Student teams from Worcester Polytechnic Institute (WPI) have developed smartphone apps designed to make visiting two attractions in the city a more robust—and independent—experience for visually impaired people. 

Working with the EcoTarium and the Worcester Art Museum, two teams of WPI computer science and data science students have created custom-tailored apps that describe artworks and outdoor science exhibits and can even guide guests from place to place during their visit. 

“Such mobile apps give people the freedom to explore the world on their own terms, and at their own pace,” said Rodica Neamtu, a computer science professor at WPI, who advised the two teams of seniors. All students at WPI must complete a team-based Major Qualifying Project (MQP), a professional-level research and design project, before graduating.

Simple and easy to use, the EcoTarium Explorer was designed to deepen guests’ connection to the exhibits. Users can navigate the science and nature museum’s outdoor spaces at its sprawling campus on the city’s east side. Brief visible or audible descriptions are available at the touch of a button. 



“We are thrilled to be partnering with WPI students on their Major Qualifying Project and feel fortunate to have WPI as a local STEM resource,” said Katie Chappell, director of education and exhibits at the EcoTarium. “This project fits squarely within our mission to inspire a passion for science and nature through one-of-a-kind experiences, interactive exhibits, and accessible programming for all. Ensuring universal accessibility and equitable access for all members of our community is one of our key strategic priorities.” 

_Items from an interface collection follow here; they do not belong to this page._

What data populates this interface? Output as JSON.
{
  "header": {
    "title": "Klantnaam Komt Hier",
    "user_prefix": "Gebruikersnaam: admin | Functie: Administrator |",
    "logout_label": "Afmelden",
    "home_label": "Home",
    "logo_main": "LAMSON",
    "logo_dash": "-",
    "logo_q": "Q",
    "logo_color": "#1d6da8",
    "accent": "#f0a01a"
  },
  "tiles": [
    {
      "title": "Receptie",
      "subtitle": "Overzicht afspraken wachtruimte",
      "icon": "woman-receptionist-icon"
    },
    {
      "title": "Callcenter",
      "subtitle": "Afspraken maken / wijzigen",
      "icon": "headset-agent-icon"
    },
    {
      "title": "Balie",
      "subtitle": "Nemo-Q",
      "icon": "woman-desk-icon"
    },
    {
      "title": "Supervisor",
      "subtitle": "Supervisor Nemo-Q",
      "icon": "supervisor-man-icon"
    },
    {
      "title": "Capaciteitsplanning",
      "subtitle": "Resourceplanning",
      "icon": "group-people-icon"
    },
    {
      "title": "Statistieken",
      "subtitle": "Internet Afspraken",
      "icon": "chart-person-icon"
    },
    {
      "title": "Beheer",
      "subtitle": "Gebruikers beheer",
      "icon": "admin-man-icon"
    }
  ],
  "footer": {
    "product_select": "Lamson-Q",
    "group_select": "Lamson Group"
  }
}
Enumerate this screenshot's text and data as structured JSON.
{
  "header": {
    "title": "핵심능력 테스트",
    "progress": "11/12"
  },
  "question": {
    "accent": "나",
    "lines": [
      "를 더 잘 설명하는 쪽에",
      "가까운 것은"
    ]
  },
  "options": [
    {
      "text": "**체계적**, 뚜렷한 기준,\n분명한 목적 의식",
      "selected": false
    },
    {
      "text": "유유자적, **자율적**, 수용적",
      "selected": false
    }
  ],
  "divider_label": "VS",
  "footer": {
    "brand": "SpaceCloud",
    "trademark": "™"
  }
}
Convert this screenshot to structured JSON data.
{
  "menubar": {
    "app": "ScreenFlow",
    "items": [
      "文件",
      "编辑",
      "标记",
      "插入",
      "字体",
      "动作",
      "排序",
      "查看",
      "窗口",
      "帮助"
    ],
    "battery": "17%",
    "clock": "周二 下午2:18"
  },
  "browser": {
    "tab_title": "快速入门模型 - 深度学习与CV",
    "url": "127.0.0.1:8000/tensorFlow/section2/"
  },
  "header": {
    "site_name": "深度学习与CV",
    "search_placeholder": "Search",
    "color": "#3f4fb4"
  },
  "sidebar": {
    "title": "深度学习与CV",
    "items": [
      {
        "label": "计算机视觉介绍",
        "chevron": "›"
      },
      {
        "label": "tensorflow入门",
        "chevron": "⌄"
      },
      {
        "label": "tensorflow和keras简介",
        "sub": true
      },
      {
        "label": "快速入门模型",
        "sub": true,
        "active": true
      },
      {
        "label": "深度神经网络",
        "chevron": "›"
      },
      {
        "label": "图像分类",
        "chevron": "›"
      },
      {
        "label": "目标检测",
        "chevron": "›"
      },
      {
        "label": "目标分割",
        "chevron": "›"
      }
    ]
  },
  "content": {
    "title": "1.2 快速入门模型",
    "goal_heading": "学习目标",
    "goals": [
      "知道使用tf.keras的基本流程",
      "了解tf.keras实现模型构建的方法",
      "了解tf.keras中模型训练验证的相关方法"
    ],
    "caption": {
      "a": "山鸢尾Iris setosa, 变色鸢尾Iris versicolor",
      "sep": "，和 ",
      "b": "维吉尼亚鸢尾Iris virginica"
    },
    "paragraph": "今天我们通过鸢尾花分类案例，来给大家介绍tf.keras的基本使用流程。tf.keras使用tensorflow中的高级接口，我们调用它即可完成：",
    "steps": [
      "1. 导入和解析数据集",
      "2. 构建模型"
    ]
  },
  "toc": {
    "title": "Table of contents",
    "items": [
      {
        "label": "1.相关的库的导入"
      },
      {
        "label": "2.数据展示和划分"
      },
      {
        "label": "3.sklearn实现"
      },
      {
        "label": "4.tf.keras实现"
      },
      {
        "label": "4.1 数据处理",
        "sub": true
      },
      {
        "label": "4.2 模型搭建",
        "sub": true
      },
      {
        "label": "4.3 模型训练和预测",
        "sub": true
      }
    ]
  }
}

At the Worcester Art Museum, the custom-designed technology, called Beyond the Visual, allows users to read or hear a description of an artwork by opening the app and holding their phone close to a near-field communication tag, or NFC tag—similar to a QR code—mounted next to selected artworks.

Learn more about the MQP teams' work:

“Working with WPI and its students on this project was a great experience. It was exciting to see them take on different aspects of improving accessibility to the arts and culture within the city,” said Marnie Weir, director of learning and engagement for the Worcester Art Museum.



Timothy Connors, a senior on the art museum MQP team, said he enjoyed working with testers referred from Audio Journal, a Worcester organization that serves the visually impaired. 

“Just to see the impact—to see how much it means to people, to be able to work with people who have to work through this problem, to be able to help them with it, and to understand their perspective—was gratifying,” Connors said. 

Harry Duchesne, director of Audio Journal, has worked with WPI student teams on previous projects, and said the new student-designed apps will prove to be must-have tools for a population eager to embrace technology as a way to increase mobility. 

“It’s all about quality of life,” Duchesne said. “Those who live with a disability, particularly the blind and print-disabled, want the same autonomy and independence the rest of us have.” 

Connors joined seniors Randy Dyer and Theo Coppola on the art museum team. The EcoTarium team included Dylan Olmsted, Joseph Fox, Brandon Vuong, Owen McGinley, and Dylan Phillips. 

The Beyond the Visual and EcoTarium Explorer apps are currently available for download for Apple and Android phones.